_Problem to solve_
Take each line of the material that includes "icon" and copy it.

_Input_
......
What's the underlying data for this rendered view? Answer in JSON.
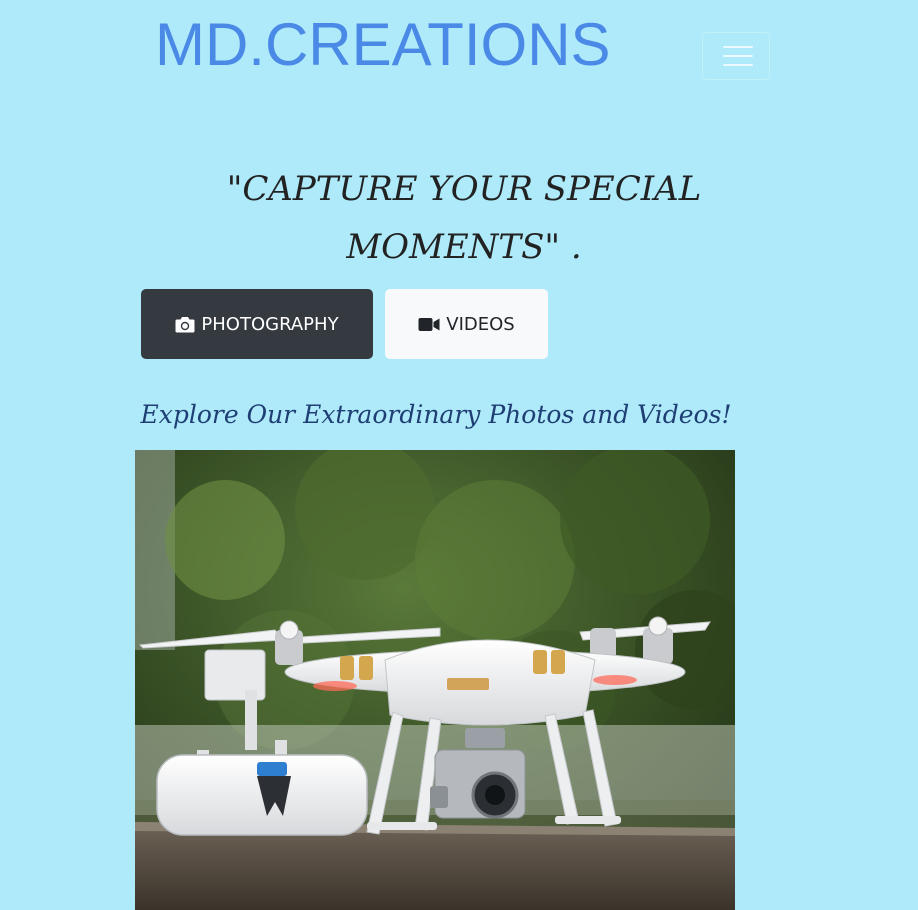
{
  "navbar": {
    "brand": "MD.CREATIONS",
    "toggler_icon": "hamburger-icon"
  },
  "hero": {
    "tagline": "\"CAPTURE YOUR SPECIAL MOMENTS\" .",
    "buttons": [
      {
        "label": "PHOTOGRAPHY",
        "icon": "camera-icon"
      },
      {
        "label": "VIDEOS",
        "icon": "video-camera-icon"
      }
    ],
    "explore_text": "Explore Our Extraordinary Photos and Videos!"
  },
  "image": {
    "subject": "drone-with-remote-controller"
  },
  "colors": {
    "background": "#aeeafa",
    "brand": "#4a8ae6",
    "dark_button": "#343a40",
    "light_button": "#f8f9fa",
    "explore_text": "#1f3f74"
  }
}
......
_Response_
    "toggler_icon": "hamburger-icon"
        "icon": "camera-icon"
        "icon": "video-camera-icon"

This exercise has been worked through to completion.